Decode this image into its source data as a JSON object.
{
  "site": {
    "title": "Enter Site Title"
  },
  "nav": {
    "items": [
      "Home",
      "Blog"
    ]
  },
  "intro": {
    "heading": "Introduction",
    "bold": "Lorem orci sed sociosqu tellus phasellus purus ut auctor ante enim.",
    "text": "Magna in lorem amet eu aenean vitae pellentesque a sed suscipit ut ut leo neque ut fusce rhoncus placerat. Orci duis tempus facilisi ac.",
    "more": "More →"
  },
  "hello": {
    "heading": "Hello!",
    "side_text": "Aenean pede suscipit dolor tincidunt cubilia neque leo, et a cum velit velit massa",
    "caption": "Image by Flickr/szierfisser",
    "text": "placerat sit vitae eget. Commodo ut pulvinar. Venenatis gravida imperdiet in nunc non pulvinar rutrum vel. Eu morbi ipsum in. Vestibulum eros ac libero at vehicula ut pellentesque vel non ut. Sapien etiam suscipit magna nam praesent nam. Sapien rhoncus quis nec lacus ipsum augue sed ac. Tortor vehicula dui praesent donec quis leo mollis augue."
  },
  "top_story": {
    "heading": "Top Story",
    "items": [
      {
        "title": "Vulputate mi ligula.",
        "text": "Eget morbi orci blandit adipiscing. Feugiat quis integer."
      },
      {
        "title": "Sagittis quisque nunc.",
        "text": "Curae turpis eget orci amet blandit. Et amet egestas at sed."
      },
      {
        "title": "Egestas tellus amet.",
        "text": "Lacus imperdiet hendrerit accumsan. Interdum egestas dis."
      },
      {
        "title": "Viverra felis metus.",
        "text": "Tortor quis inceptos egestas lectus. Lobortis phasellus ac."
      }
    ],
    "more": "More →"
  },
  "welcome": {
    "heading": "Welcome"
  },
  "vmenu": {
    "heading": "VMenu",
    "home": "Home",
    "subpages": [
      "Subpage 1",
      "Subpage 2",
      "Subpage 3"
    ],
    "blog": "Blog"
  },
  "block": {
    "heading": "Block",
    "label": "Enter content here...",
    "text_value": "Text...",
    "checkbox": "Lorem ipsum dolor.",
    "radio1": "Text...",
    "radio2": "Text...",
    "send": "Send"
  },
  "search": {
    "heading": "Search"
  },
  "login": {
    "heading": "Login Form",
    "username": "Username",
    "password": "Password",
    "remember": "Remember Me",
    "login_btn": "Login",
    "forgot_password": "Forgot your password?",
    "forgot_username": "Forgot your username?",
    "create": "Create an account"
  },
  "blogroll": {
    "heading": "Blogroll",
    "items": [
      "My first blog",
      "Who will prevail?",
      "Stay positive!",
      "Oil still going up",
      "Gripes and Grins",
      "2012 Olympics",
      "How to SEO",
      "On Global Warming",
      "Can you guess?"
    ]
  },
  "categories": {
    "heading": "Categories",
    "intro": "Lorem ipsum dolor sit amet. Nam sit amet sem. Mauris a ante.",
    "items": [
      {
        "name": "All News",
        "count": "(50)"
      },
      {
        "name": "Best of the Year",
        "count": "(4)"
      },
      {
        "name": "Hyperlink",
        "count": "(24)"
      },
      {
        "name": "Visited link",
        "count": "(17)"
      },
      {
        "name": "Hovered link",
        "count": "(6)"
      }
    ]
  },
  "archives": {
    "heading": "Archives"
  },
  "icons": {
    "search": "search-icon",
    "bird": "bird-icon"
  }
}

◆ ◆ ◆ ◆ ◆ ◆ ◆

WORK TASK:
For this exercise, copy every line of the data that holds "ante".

OUTPUT OF THE TASK:
    "bold": "Lorem orci sed sociosqu tellus phasellus purus ut auctor ante enim.",
    "intro": "Lorem ipsum dolor sit amet. Nam sit amet sem. Mauris a ante.",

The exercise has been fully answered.